WHAT TO WORK ON: All of the data that follows needs to be printed again, exactly as it reads.

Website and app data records
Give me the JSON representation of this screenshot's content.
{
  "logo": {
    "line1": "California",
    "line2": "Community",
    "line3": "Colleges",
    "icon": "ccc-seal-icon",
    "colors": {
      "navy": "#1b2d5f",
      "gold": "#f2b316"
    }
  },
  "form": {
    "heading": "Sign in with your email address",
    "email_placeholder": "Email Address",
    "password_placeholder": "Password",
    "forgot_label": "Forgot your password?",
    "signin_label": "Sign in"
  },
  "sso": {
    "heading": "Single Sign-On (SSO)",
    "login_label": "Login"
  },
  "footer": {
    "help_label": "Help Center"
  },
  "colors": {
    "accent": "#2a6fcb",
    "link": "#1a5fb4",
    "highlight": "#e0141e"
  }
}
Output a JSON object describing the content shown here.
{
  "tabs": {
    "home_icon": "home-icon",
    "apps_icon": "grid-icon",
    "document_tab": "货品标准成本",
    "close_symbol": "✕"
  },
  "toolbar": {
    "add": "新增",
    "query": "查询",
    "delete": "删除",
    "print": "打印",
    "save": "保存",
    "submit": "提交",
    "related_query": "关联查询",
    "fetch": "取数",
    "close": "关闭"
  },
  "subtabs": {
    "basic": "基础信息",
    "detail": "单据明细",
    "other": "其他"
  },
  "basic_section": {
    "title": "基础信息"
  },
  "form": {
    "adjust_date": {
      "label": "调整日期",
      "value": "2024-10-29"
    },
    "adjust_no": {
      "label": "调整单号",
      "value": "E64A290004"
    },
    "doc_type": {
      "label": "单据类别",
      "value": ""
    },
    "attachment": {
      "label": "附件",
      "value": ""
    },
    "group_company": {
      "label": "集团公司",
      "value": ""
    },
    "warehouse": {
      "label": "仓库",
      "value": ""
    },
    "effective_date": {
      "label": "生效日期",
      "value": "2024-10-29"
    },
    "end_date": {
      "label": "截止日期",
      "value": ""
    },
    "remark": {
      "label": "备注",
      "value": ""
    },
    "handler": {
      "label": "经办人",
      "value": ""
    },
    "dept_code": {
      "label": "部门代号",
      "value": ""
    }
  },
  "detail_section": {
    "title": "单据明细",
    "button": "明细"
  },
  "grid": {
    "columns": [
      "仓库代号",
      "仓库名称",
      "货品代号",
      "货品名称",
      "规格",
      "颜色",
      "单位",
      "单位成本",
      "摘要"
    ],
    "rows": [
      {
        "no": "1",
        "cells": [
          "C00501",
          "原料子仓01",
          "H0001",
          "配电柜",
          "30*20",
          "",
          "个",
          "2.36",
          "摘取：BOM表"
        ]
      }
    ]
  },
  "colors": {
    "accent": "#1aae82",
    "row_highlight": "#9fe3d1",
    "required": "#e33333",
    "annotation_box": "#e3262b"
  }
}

EXPECTED OUTPUT:
Give me the JSON representation of this screenshot's content.
{
  "logo": {
    "line1": "California",
    "line2": "Community",
    "line3": "Colleges",
    "icon": "ccc-seal-icon",
    "colors": {
      "navy": "#1b2d5f",
      "gold": "#f2b316"
    }
  },
  "form": {
    "heading": "Sign in with your email address",
    "email_placeholder": "Email Address",
    "password_placeholder": "Password",
    "forgot_label": "Forgot your password?",
    "signin_label": "Sign in"
  },
  "sso": {
    "heading": "Single Sign-On (SSO)",
    "login_label": "Login"
  },
  "footer": {
    "help_label": "Help Center"
  },
  "colors": {
    "accent": "#2a6fcb",
    "link": "#1a5fb4",
    "highlight": "#e0141e"
  }
}
Output a JSON object describing the content shown here.
{
  "tabs": {
    "home_icon": "home-icon",
    "apps_icon": "grid-icon",
    "document_tab": "货品标准成本",
    "close_symbol": "✕"
  },
  "toolbar": {
    "add": "新增",
    "query": "查询",
    "delete": "删除",
    "print": "打印",
    "save": "保存",
    "submit": "提交",
    "related_query": "关联查询",
    "fetch": "取数",
    "close": "关闭"
  },
  "subtabs": {
    "basic": "基础信息",
    "detail": "单据明细",
    "other": "其他"
  },
  "basic_section": {
    "title": "基础信息"
  },
  "form": {
    "adjust_date": {
      "label": "调整日期",
      "value": "2024-10-29"
    },
    "adjust_no": {
      "label": "调整单号",
      "value": "E64A290004"
    },
    "doc_type": {
      "label": "单据类别",
      "value": ""
    },
    "attachment": {
      "label": "附件",
      "value": ""
    },
    "group_company": {
      "label": "集团公司",
      "value": ""
    },
    "warehouse": {
      "label": "仓库",
      "value": ""
    },
    "effective_date": {
      "label": "生效日期",
      "value": "2024-10-29"
    },
    "end_date": {
      "label": "截止日期",
      "value": ""
    },
    "remark": {
      "label": "备注",
      "value": ""
    },
    "handler": {
      "label": "经办人",
      "value": ""
    },
    "dept_code": {
      "label": "部门代号",
      "value": ""
    }
  },
  "detail_section": {
    "title": "单据明细",
    "button": "明细"
  },
  "grid": {
    "columns": [
      "仓库代号",
      "仓库名称",
      "货品代号",
      "货品名称",
      "规格",
      "颜色",
      "单位",
      "单位成本",
      "摘要"
    ],
    "rows": [
      {
        "no": "1",
        "cells": [
          "C00501",
          "原料子仓01",
          "H0001",
          "配电柜",
          "30*20",
          "",
          "个",
          "2.36",
          "摘取：BOM表"
        ]
      }
    ]
  },
  "colors": {
    "accent": "#1aae82",
    "row_highlight": "#9fe3d1",
    "required": "#e33333",
    "annotation_box": "#e3262b"
  }
}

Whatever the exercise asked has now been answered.